Dear Reserve Bank, the 13th interest rate rise was completely unnecessary.
We, the masses, are already broke.
You dropped the latest cash rate increase moments before the eyes of a nation were diverted to Flemington race course, claiming you need to reduce spending to get inflation under control.
But which homeowners do you think are splashing the cash?
Not first home buyers, that much is certain. And not young families, single-income households or anyone saving for retirement either.
Those of us on fixed incomes, including police, teachers, nurses and public servants, are doing it tough.
Likewise for anyone struggling under the exorbitant cost of dealing with a major health problem, or those who have given up their jobs to be carers for children, parents and sick partners.
Those building a home have tightened their belts as they deal with higher-than-expected progress payments on top of rent. Come to think of it, builders are probably cautious too.
Most renters are surviving on the bare minimum following exorbitant rental increases.

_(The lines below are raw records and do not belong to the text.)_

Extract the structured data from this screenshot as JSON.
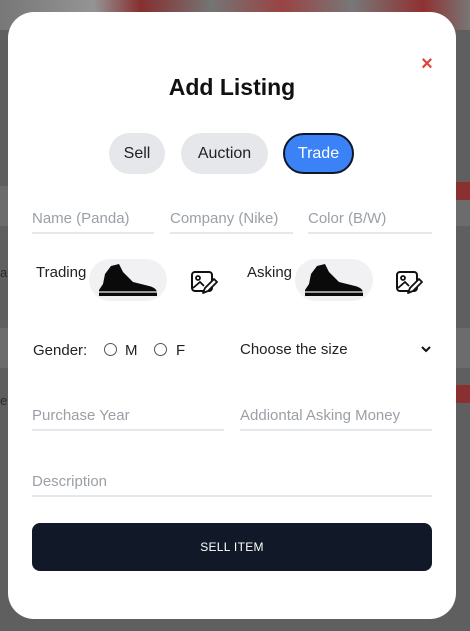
{
  "modal": {
    "title": "Add Listing",
    "close_glyph": "×",
    "tabs": [
      {
        "label": "Sell",
        "active": false
      },
      {
        "label": "Auction",
        "active": false
      },
      {
        "label": "Trade",
        "active": true
      }
    ],
    "fields": {
      "name_placeholder": "Name (Panda)",
      "company_placeholder": "Company (Nike)",
      "color_placeholder": "Color (B/W)",
      "purchase_year_placeholder": "Purchase Year",
      "asking_money_placeholder": "Addiontal Asking Money",
      "description_placeholder": "Description"
    },
    "trading_label": "Trading",
    "asking_label": "Asking",
    "gender": {
      "label": "Gender:",
      "options": [
        "M",
        "F"
      ]
    },
    "size_select": "Choose the size",
    "submit_label": "SELL ITEM",
    "icons": {
      "close": "close-icon",
      "shoe": "sneaker-icon",
      "edit_image": "image-edit-icon",
      "select": "chevron-down-icon"
    },
    "colors": {
      "active_tab": "#3b82f6",
      "close": "#e0443a",
      "button": "#111827"
    }
  },
  "background": {
    "fragments": [
      "a",
      "el"
    ]
  }
}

Many Baby Boomers trying to help their adult children out of the rental trap and into their own property don’t have much to spare either.
Those of us who fall into any of these categories contribute to inflation primarily through ever-rising insurance, rents and utility costs which are clearly a necessity and not discretionary expenditure.
So RBA, pray tell us why are you continuing to punish us with rate rises?
It does not make sense when those who are splashing the cash and causing inflation are not particularly influenced by what you do anyway.
The landlords who have seen their investment properties increase by hundreds of thousands of dollars in recent years don’t really care too much because they can more than cover any interest rate increases by imposing higher rents.
Trust me, this lot are spending like Rockefellers.
Who else is forking out with carefree abandon? Shareholders, anyone involved in lithium or resources generally, and governments building new infrastructure projects that will be paid over many years anyway.
News flash — they are not particularly sensitive spenders either. Using the cash rate to control inflation seems to me to be a broken system.
A much better way to take some heat out of the economy while also giving something back — eventually — to those who are making the sacrifice would be to introduce a system enforcing higher superannuation contributions.
It could be targeted at upper-middle to high income earners, given they are more likely to have discretionary income to spare.
Meanwhile, the blunt instrument of a cash rate system unduly affects lower-income mortgage holders struggling to make ends meet.